As such, research uptake doesn’t distinguish between disciplines according to any presumption of inherent social relevance. Rather, it seeks to establish the most effective means to engaging research with appropriate audiences for the best potential application and utilisation. While the means and audiences may be different across research areas, across project types and across local, regional and national contexts, the shared objective of research uptake is to heighten the impact of research to improve people’s lives. And research in every discipline has the potential to improve more lives in more communities than we might have traditionally assumed.
“We must stress Research Uptake as a way to improve how we would like the University of Buea to be looked upon by its stakeholders, to improve the quality of research themes in order to address the structural difficulties of an evolving population, and to adapt solutions taken from elsewhere and invent solutions answerable to the specific challenges of our own populations.” Vice-Chancellor Professor Nalova Lyonga, University of Buea
For this reason, donors and research funders are increasingly calling for research programmes to think actively about how they are going to communicate their research, engage with key stakeholders and support its uptake into policy and practice. The UK’s Department for International Development, for example, stipulates that all research they support needs to respond to clearly identified stakeholders’ needs. Research funders increasingly require impact assessments to be carried out, and expect clear evidence of the implementation of research findings. Reports and academic papers are no longer considered sufficient.
Like private donors, public research funding bodies also expect universities to demonstrate research impact. For example, in the UK, the UK Higher Education Funding Council allocates around £2 billion to support research at UK universities. This money is assigned based on an institution’s level of research quality which in 2014, for the first time, through the Research Excellence Framework (REF), included research impact as a category in its evaluations.
And finally, good research uptake processes are important not only to academics, universities, funders and government bodies, but for the end users of research evidence themselves – especially policymakers, who depend on robust evidence in the formulation of policy decisions. Without clearly communicated, socially-informed research evidence to hand, policymakers are at a disadvantage in recommending efficient, relevant and sustainable development policy. As such, building strong and sustained channels of engagement between research producers and research users is a key component of the research uptake agenda.
Things to think about
How does our university already demonstrate to funders and government how we are engaging the public with research findings?
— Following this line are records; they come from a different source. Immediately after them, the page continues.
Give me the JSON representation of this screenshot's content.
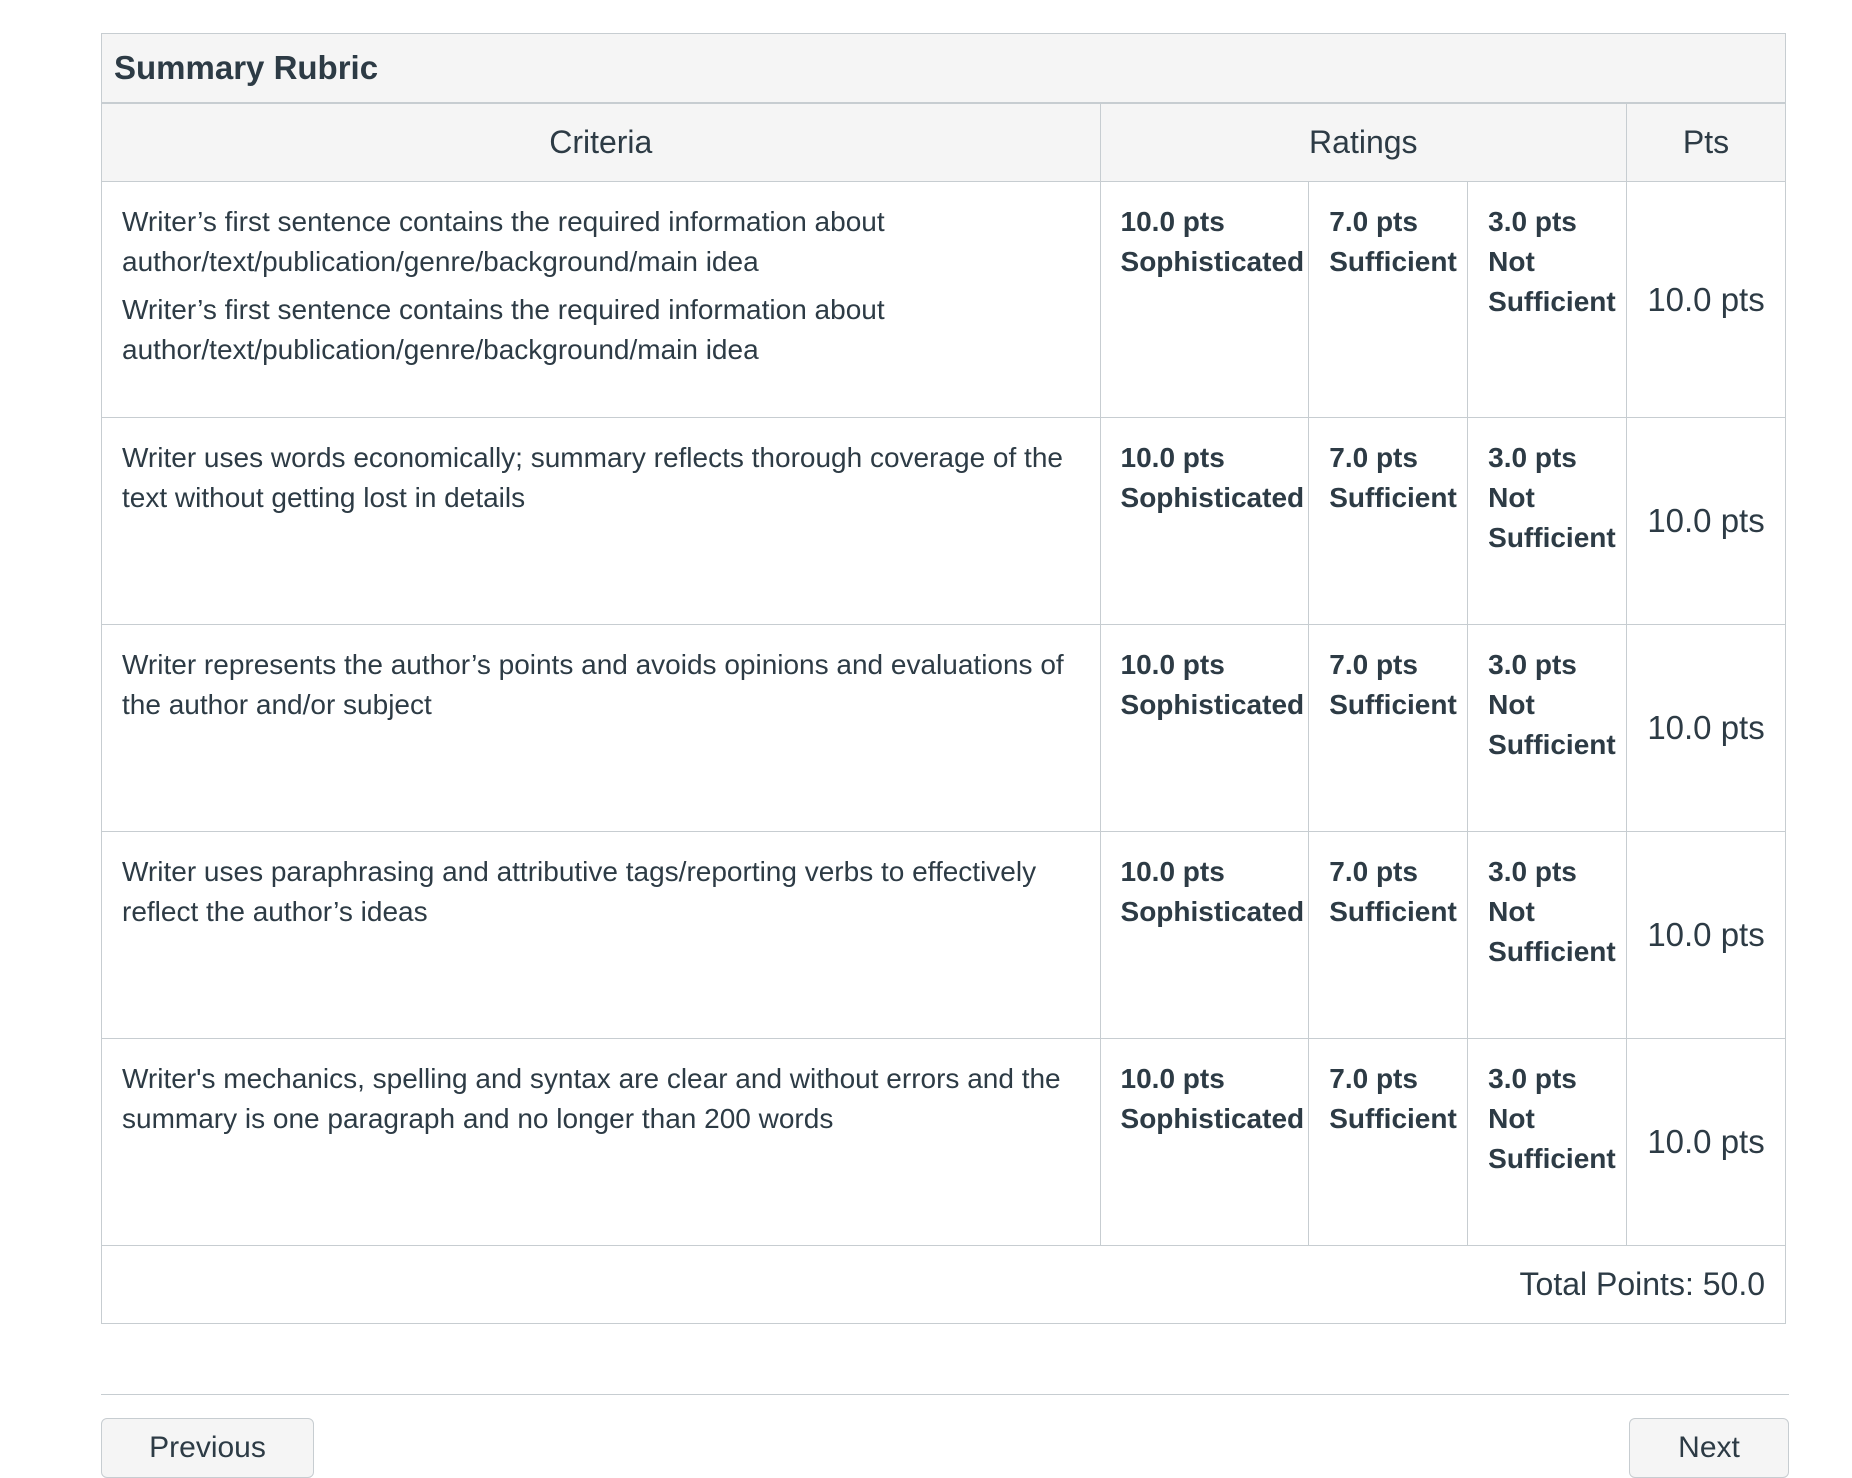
{
  "rubric": {
    "title": "Summary Rubric",
    "headers": {
      "criteria": "Criteria",
      "ratings": "Ratings",
      "pts": "Pts"
    },
    "rows": [
      {
        "descriptions": [
          "Writer’s first sentence contains the required information about author/text/publication/genre/background/main idea",
          "Writer’s first sentence contains the required information about author/text/publication/genre/background/main idea"
        ],
        "ratings": [
          {
            "points": "10.0 pts",
            "label": "Sophisticated"
          },
          {
            "points": "7.0 pts",
            "label": "Sufficient"
          },
          {
            "points": "3.0 pts",
            "label": "Not Sufficient"
          }
        ],
        "pts": "10.0 pts"
      },
      {
        "descriptions": [
          "Writer uses words economically; summary reflects thorough coverage of the text without getting lost in details"
        ],
        "ratings": [
          {
            "points": "10.0 pts",
            "label": "Sophisticated"
          },
          {
            "points": "7.0 pts",
            "label": "Sufficient"
          },
          {
            "points": "3.0 pts",
            "label": "Not Sufficient"
          }
        ],
        "pts": "10.0 pts"
      },
      {
        "descriptions": [
          "Writer represents the author’s points and avoids opinions and evaluations of the author and/or subject"
        ],
        "ratings": [
          {
            "points": "10.0 pts",
            "label": "Sophisticated"
          },
          {
            "points": "7.0 pts",
            "label": "Sufficient"
          },
          {
            "points": "3.0 pts",
            "label": "Not Sufficient"
          }
        ],
        "pts": "10.0 pts"
      },
      {
        "descriptions": [
          "Writer uses paraphrasing and attributive tags/reporting verbs to effectively reflect the author’s ideas"
        ],
        "ratings": [
          {
            "points": "10.0 pts",
            "label": "Sophisticated"
          },
          {
            "points": "7.0 pts",
            "label": "Sufficient"
          },
          {
            "points": "3.0 pts",
            "label": "Not Sufficient"
          }
        ],
        "pts": "10.0 pts"
      },
      {
        "descriptions": [
          "Writer's mechanics, spelling and syntax are clear and without errors and the summary is one paragraph and no longer than 200 words"
        ],
        "ratings": [
          {
            "points": "10.0 pts",
            "label": "Sophisticated"
          },
          {
            "points": "7.0 pts",
            "label": "Sufficient"
          },
          {
            "points": "3.0 pts",
            "label": "Not Sufficient"
          }
        ],
        "pts": "10.0 pts"
      }
    ],
    "total": "Total Points: 50.0"
  },
  "footer": {
    "previous_label": "Previous",
    "next_label": "Next"
  },
  "colors": {
    "text": "#2d3b45",
    "border": "#c7cdd1",
    "header_bg": "#f5f5f5"
  }
}
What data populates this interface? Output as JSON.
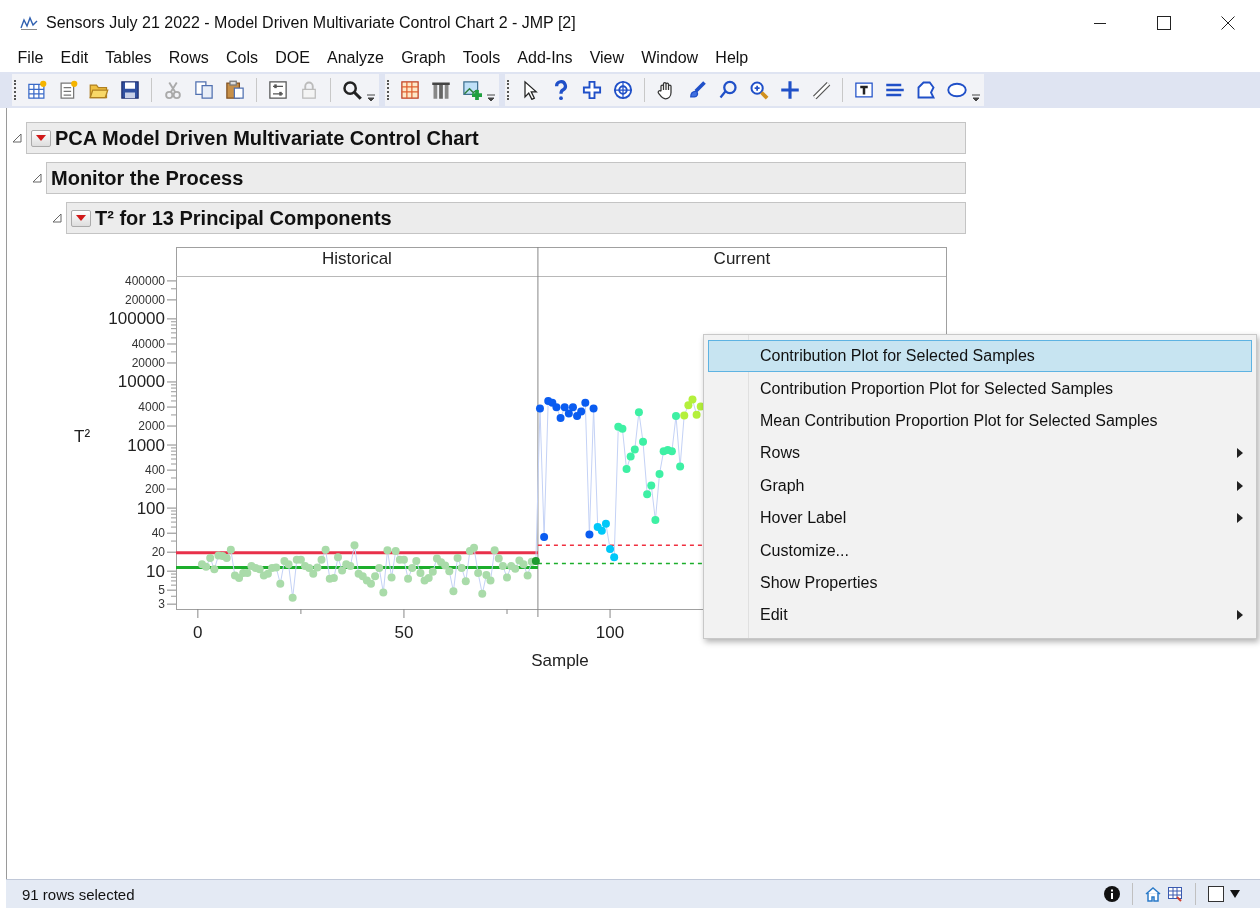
{
  "window": {
    "title": "Sensors July 21 2022 - Model Driven Multivariate Control Chart 2 - JMP [2]"
  },
  "menu_bar": [
    "File",
    "Edit",
    "Tables",
    "Rows",
    "Cols",
    "DOE",
    "Analyze",
    "Graph",
    "Tools",
    "Add-Ins",
    "View",
    "Window",
    "Help"
  ],
  "report": {
    "title": "PCA Model Driven Multivariate Control Chart",
    "expanded": true,
    "menu_button": true,
    "children": [
      {
        "title": "Monitor the Process",
        "expanded": true,
        "menu_button": false,
        "children": [
          {
            "title": "T² for 13 Principal Components",
            "expanded": true,
            "menu_button": true
          }
        ]
      }
    ]
  },
  "chart": {
    "panels": [
      {
        "label": "Historical"
      },
      {
        "label": "Current"
      }
    ],
    "y_axis_title": "T²",
    "x_axis_title": "Sample",
    "y_tick_labels": [
      "400000",
      "200000",
      "100000",
      "40000",
      "20000",
      "10000",
      "4000",
      "2000",
      "1000",
      "400",
      "200",
      "100",
      "40",
      "20",
      "10",
      "5",
      "3"
    ],
    "x_tick_labels": [
      "0",
      "50",
      "100"
    ]
  },
  "context_menu": {
    "items": [
      {
        "label": "Contribution Plot for Selected Samples",
        "selected": true,
        "submenu": false
      },
      {
        "label": "Contribution Proportion Plot for Selected Samples",
        "selected": false,
        "submenu": false
      },
      {
        "label": "Mean Contribution Proportion Plot for Selected Samples",
        "selected": false,
        "submenu": false
      },
      {
        "label": "Rows",
        "selected": false,
        "submenu": true
      },
      {
        "label": "Graph",
        "selected": false,
        "submenu": true
      },
      {
        "label": "Hover Label",
        "selected": false,
        "submenu": true
      },
      {
        "label": "Customize...",
        "selected": false,
        "submenu": false
      },
      {
        "label": "Show Properties",
        "selected": false,
        "submenu": false
      },
      {
        "label": "Edit",
        "selected": false,
        "submenu": true
      }
    ]
  },
  "status_bar": {
    "text": "91 rows selected"
  }
}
What can we build on?
Where are the external stakeholders we already have, and who else do we think should be listening?
Within which disciplines does research uptake already seem well-understood – and how can we share and expand this understanding across disciplines?
Things to do
Imagining you were a research funder, discuss with colleagues the kind of research impact evidence that would leave you satisfied that the work you’re funding is making a lasting difference. Using your own research area as a possible focal point, what do you think funders would need to see to be assured that research findings are being communicated effectively with potential users, and that they are applying some of the findings and deriving some tangible benefits?
This third and final Benchmarking Survey was disseminated to key leaders at all DRUSSA universities to help establish the state of play in research uptke management. Responses to this template survey were distilled in the DRUSSA Benchmarking Report (2016).
Dr Sara S Grobbelaar, Senior Researcher, Centre for Research on Evaluation, Science and Technology (CREST), University of Stellenbosch
This publication for the DRUSSA Handbook Series outlines tools and tips for researchers and research uptake professionals as to how to create effective online content, short articles, and how to draft an “Action Sheet” to plan your online publications schedule, who to reach with your research findings and how to assess impact.
Successfully pitching a story to a science editor requires a wide range of skills, from researching their outlet to communicating with them in a professional way. In this practical guide, SciDev.net have compiled advice from six different science editors with extensive experience in commissioning pieces for a number of different outlets including Science, BBC Focus Magazine, New Scientist, the Mail and Guardian and SciDev.net.
This dynamic guideline provides examples and approaches to communicating research through engaging stories and effective knowledge translation for public and non-academic audiences. It outlines how good storytelling can effectively persuade and have impact on different types of potential research user.